Those on both sides of their respective lines gaped in awe at the pathetic portrayal of madness, anguish and conflict playing out in real life between them.  Someone shouted for the police, but only hired security guards rushed from the building ironically as far as they could possibly be from the actual conflict that had broken out.  The torn beige grocery bag swept up and came down again on Andy Mitchum’s head.  Cake, custard and icing coated his face and spilled out on the ground where he slumped.  The third and fourth assault by the plastic bag of pastries hit his unhurt hand and arm that he had finally raised in some defense of his face and head. 

“JERRY!!!” He felt the arms on his back and shoulders.  Cindy and Pete were trying to drag him back before the guards got there, or worse, he did any real damage to Andy Mitchum.  Blots of custard and torn plastic interspersed with sticky chunks of cake and crumbs littered the ground around them.  Jerry stepped back, visibly shaken with tears in the corners of his eyes.  His head making small jerking movements in a temporary nervous palsy Jerry sat back down in the lawn chair, sinking even deeper into the ground.  He fumbled for the pack of cigarettes in his breast pocket, oblivious to those gathering near or the scarlet and cake faced elder Mitchum clutching his broken hand and being lead away. 

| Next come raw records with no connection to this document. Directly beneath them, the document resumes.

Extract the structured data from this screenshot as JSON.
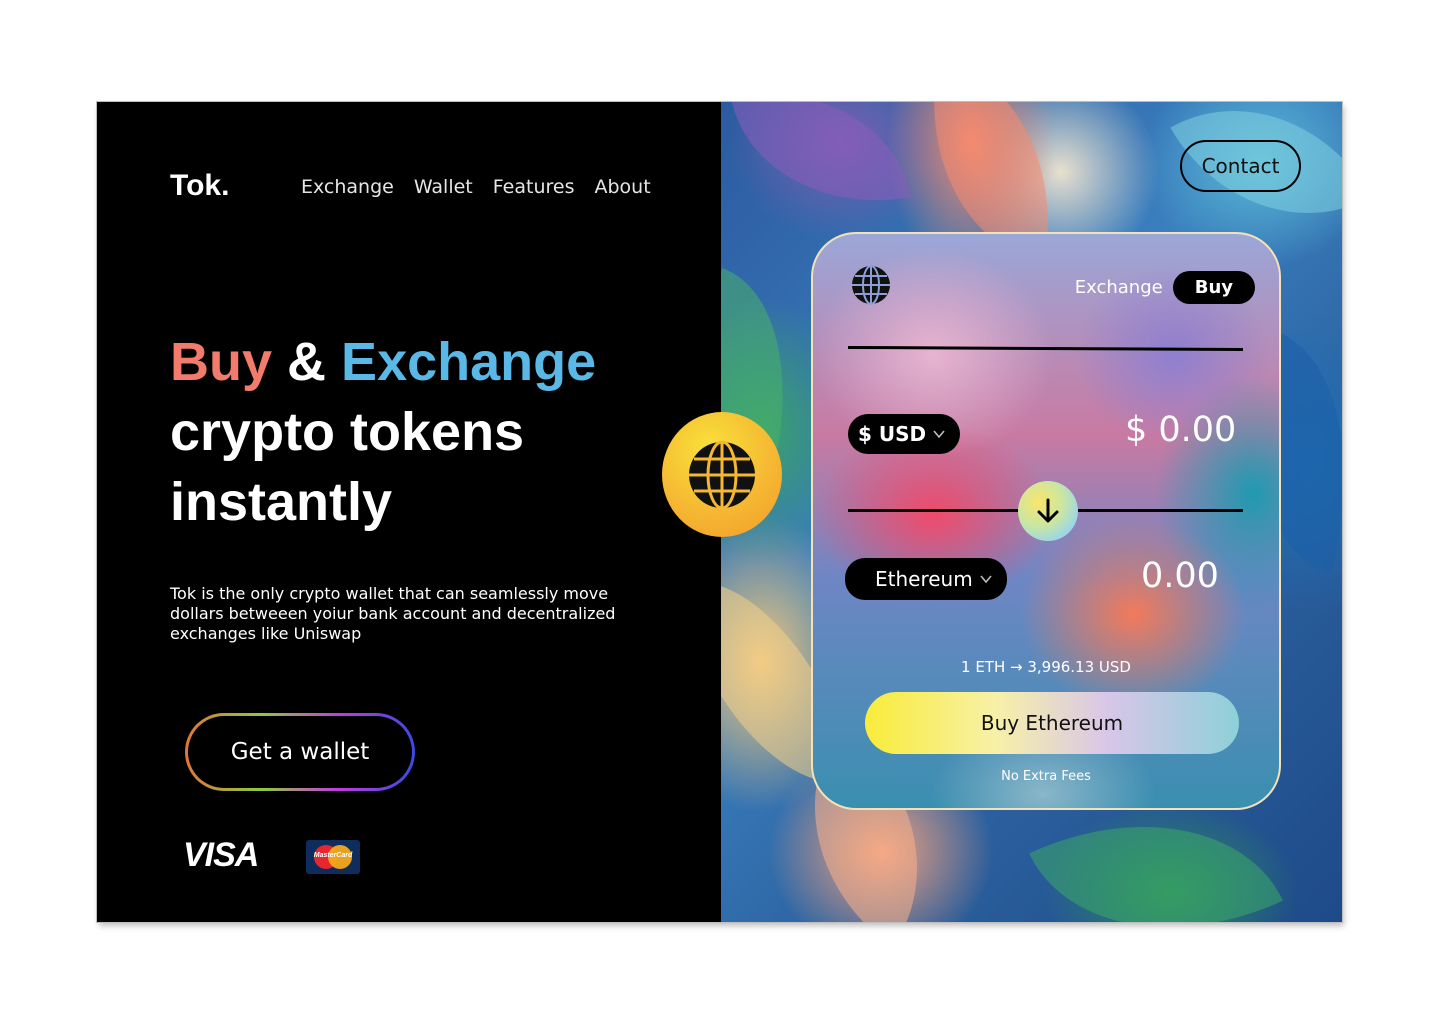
{
  "brand": {
    "logo": "Tok."
  },
  "nav": {
    "items": [
      "Exchange",
      "Wallet",
      "Features",
      "About"
    ],
    "contact": "Contact"
  },
  "hero": {
    "word_buy": "Buy",
    "amp": "&",
    "word_exchange": "Exchange",
    "line2": "crypto tokens",
    "line3": "instantly",
    "description": "Tok is the only crypto wallet that can seamlessly move dollars betweeen yoiur bank account and decentralized exchanges like Uniswap",
    "cta": "Get a wallet"
  },
  "payments": {
    "visa": "VISA",
    "mastercard": "MasterCard"
  },
  "widget": {
    "tab_exchange": "Exchange",
    "tab_buy": "Buy",
    "from_currency": "$ USD",
    "from_amount": "$ 0.00",
    "to_currency": "Ethereum",
    "to_amount": "0.00",
    "rate": "1 ETH → 3,996.13 USD",
    "buy_button": "Buy Ethereum",
    "fees_note": "No Extra Fees"
  },
  "colors": {
    "accent_buy": "#f27b6b",
    "accent_exchange": "#5ab8e6",
    "badge_yellow": "#f6b832"
  }
}
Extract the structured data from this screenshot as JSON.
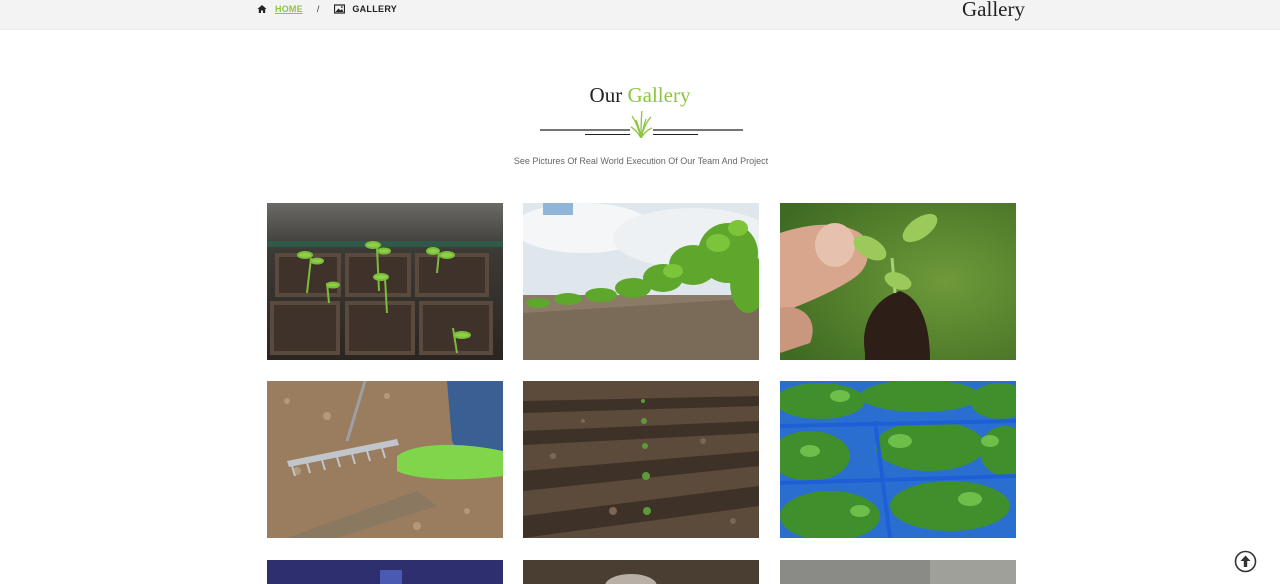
{
  "breadcrumb": {
    "home_label": "HOME",
    "separator": "/",
    "current_label": "GALLERY"
  },
  "header": {
    "page_title": "Gallery"
  },
  "section": {
    "title_part1": "Our",
    "title_part2": "Gallery",
    "subtitle": "See Pictures Of Real World Execution Of Our Team And Project"
  },
  "colors": {
    "accent": "#8cc63f",
    "topbar": "#f3f3f3"
  },
  "icons": {
    "home": "home-icon",
    "gallery": "image-icon",
    "scroll_top": "arrow-up-circle-icon"
  }
}
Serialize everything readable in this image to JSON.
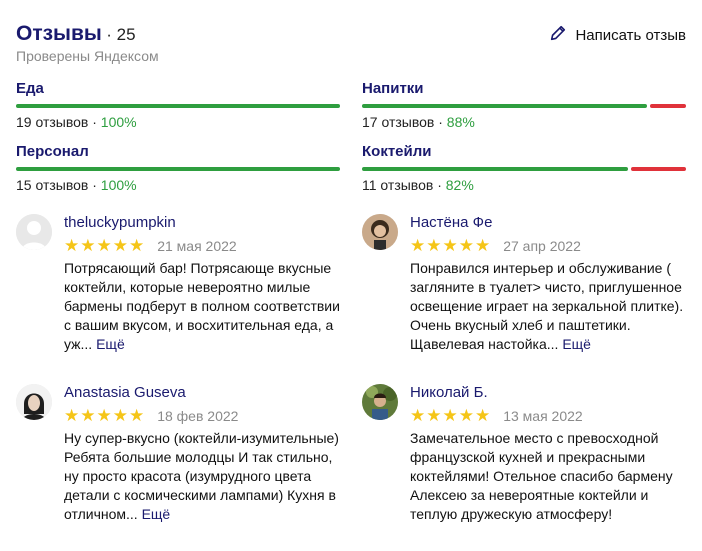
{
  "header": {
    "title": "Отзывы",
    "count": "· 25",
    "subtitle": "Проверены Яндексом",
    "write_label": "Написать отзыв",
    "write_icon": "pencil-icon"
  },
  "categories": [
    {
      "name": "Еда",
      "reviews": "19 отзывов",
      "sep": " · ",
      "percent": "100%",
      "positive": 1.0
    },
    {
      "name": "Напитки",
      "reviews": "17 отзывов",
      "sep": " · ",
      "percent": "88%",
      "positive": 0.88
    },
    {
      "name": "Персонал",
      "reviews": "15 отзывов",
      "sep": " · ",
      "percent": "100%",
      "positive": 1.0
    },
    {
      "name": "Коктейли",
      "reviews": "11 отзывов",
      "sep": " · ",
      "percent": "82%",
      "positive": 0.82
    }
  ],
  "reviews": [
    {
      "author": "theluckypumpkin",
      "stars": "★★★★★",
      "rating": 5,
      "date": "21 мая 2022",
      "text": "Потрясающий бар! Потрясающе вкусные коктейли, которые невероятно милые бармены подберут в полном соответствии с вашим вкусом, и восхитительная еда, а уж...",
      "more": "Ещё"
    },
    {
      "author": "Настёна Фе",
      "stars": "★★★★★",
      "rating": 5,
      "date": "27 апр 2022",
      "text": "Понравился интерьер и обслуживание ( загляните в туалет> чисто, приглушенное освещение играет на зеркальной плитке). Очень вкусный хлеб и паштетики. Щавелевая настойка...",
      "more": "Ещё"
    },
    {
      "author": "Anastasia Guseva",
      "stars": "★★★★★",
      "rating": 5,
      "date": "18 фев 2022",
      "text": "Ну супер-вкусно (коктейли-изумительные) Ребята большие молодцы И так стильно, ну просто красота (изумрудного цвета детали с космическими лампами) Кухня в отличном...",
      "more": "Ещё"
    },
    {
      "author": "Николай Б.",
      "stars": "★★★★★",
      "rating": 5,
      "date": "13 мая 2022",
      "text": "Замечательное место с превосходной французской кухней и прекрасными коктейлями! Отельное спасибо бармену Алексею за невероятные коктейли и теплую дружескую атмосферу!",
      "more": ""
    }
  ],
  "colors": {
    "accent": "#1a1a6e",
    "positive": "#2e9e3f",
    "negative": "#e0323a",
    "star": "#f5c518",
    "muted": "#8a8a8a"
  }
}
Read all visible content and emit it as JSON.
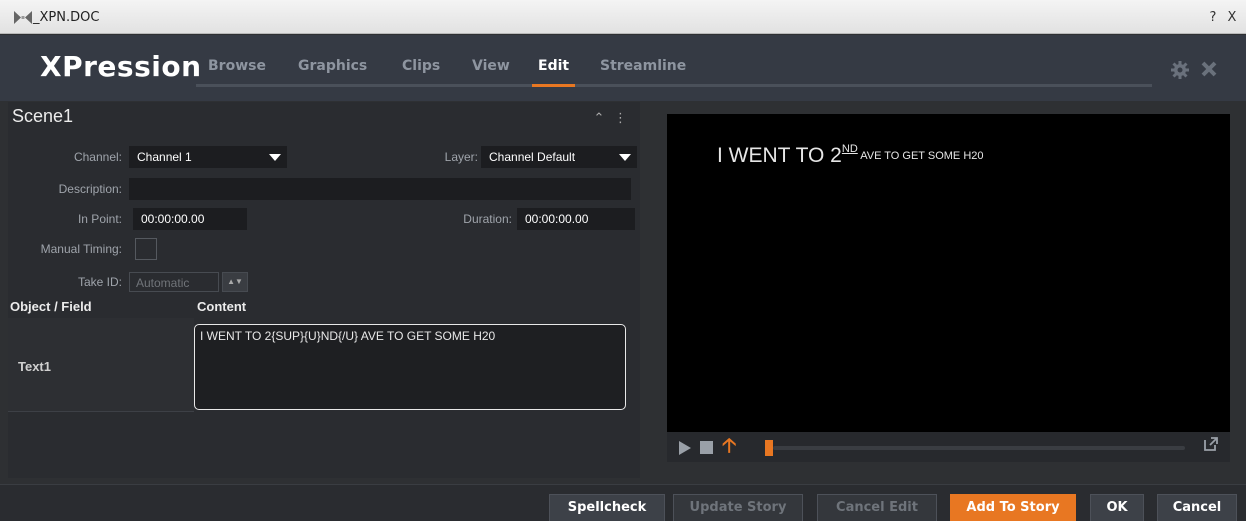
{
  "window": {
    "title": "_XPN.DOC",
    "help_label": "?",
    "close_label": "X"
  },
  "header": {
    "logo": "XPression",
    "tabs": [
      "Browse",
      "Graphics",
      "Clips",
      "View",
      "Edit",
      "Streamline"
    ],
    "active_tab": "Edit"
  },
  "scene": {
    "title": "Scene1",
    "channel_label": "Channel:",
    "channel_value": "Channel 1",
    "layer_label": "Layer:",
    "layer_value": "Channel Default",
    "description_label": "Description:",
    "description_value": "",
    "in_point_label": "In Point:",
    "in_point_value": "00:00:00.00",
    "duration_label": "Duration:",
    "duration_value": "00:00:00.00",
    "manual_timing_label": "Manual Timing:",
    "take_id_label": "Take ID:",
    "take_id_value": "Automatic"
  },
  "table": {
    "col_object": "Object / Field",
    "col_content": "Content",
    "rows": [
      {
        "object": "Text1",
        "content": "I WENT TO 2{SUP}{U}ND{/U} AVE TO GET SOME H20"
      }
    ]
  },
  "preview": {
    "text_main": "I WENT TO 2",
    "text_sup": "ND",
    "text_rest": " AVE TO GET SOME H20"
  },
  "footer": {
    "spellcheck": "Spellcheck",
    "update_story": "Update Story",
    "cancel_edit": "Cancel Edit",
    "add_to_story": "Add To Story",
    "ok": "OK",
    "cancel": "Cancel"
  },
  "colors": {
    "accent": "#e87722",
    "header_bg": "#353a44",
    "panel_bg": "#2a2c30"
  }
}
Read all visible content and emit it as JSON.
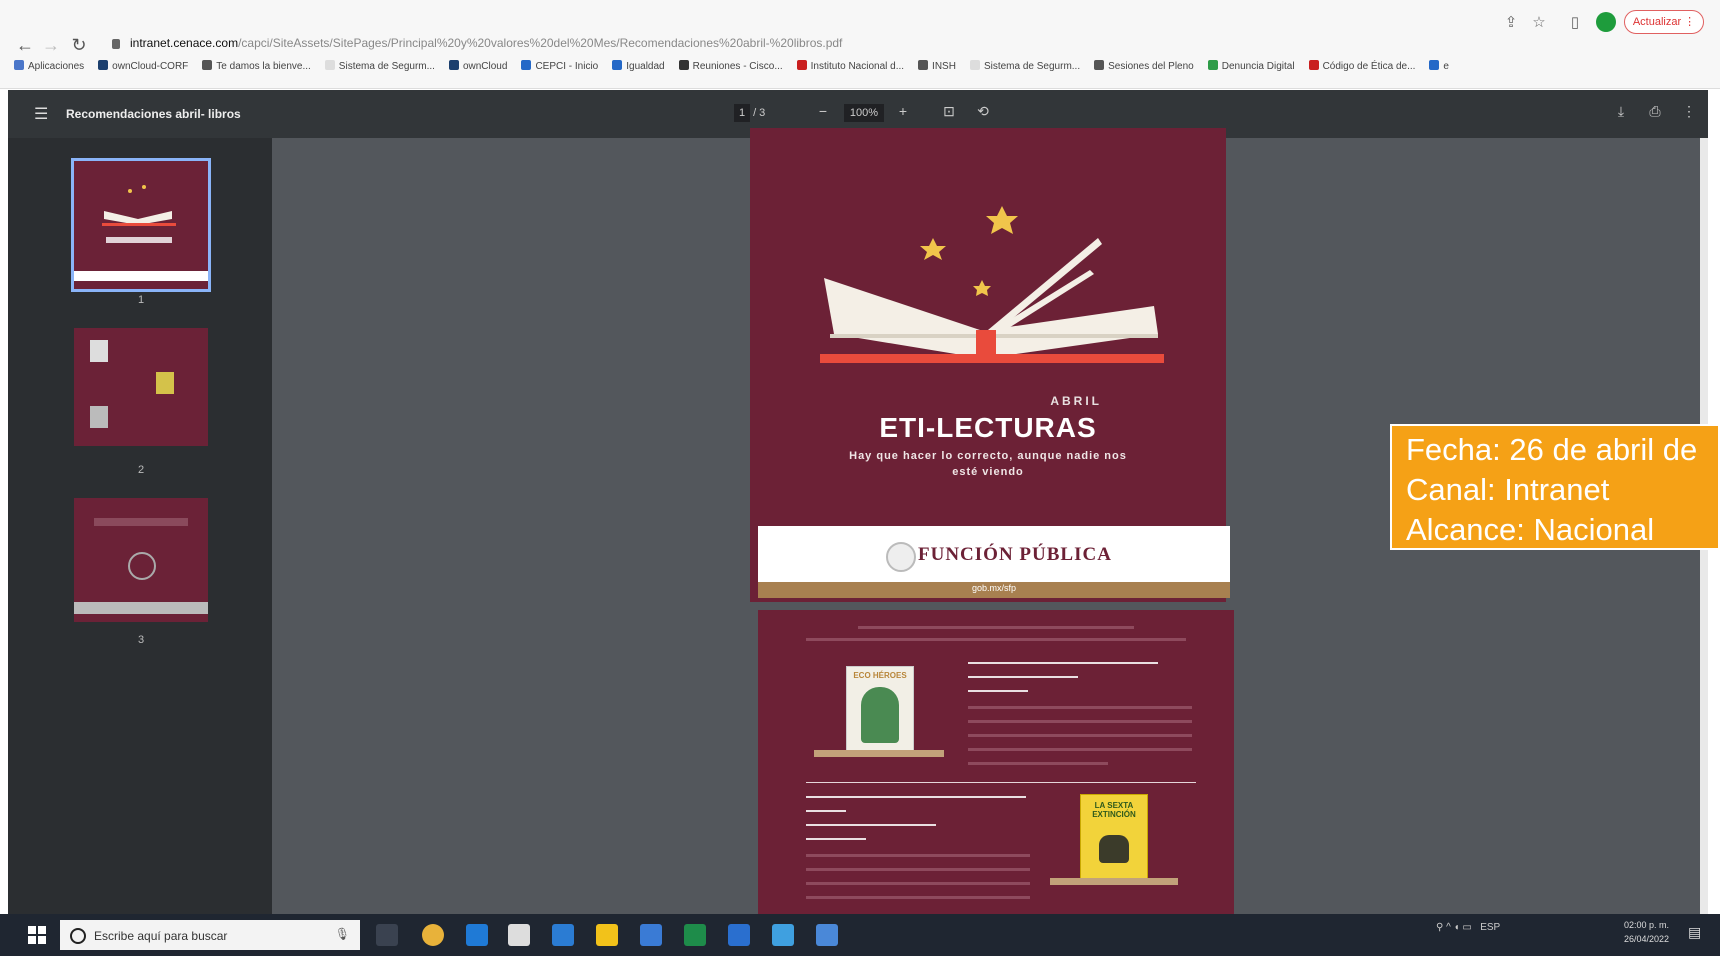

Jerry’s hands noticeably shook as he burnt out a match on fingers that would blister but feel no pain.  The next match made a clean dragging strike against the red line opposite his thumb.  Smoke billowed out from his face and nose as he held the match to the cigarette and then dropped the match into the wet mud.  He inhaled once, then twice, taking his time in acknowledging the small crowd standing around in awe asking a question here and there, attending to him while Wanda and Pete withheld anymore concern than they hoped was necessary and Cindy made a modest attempt at wiping his forehead with a damp cloth.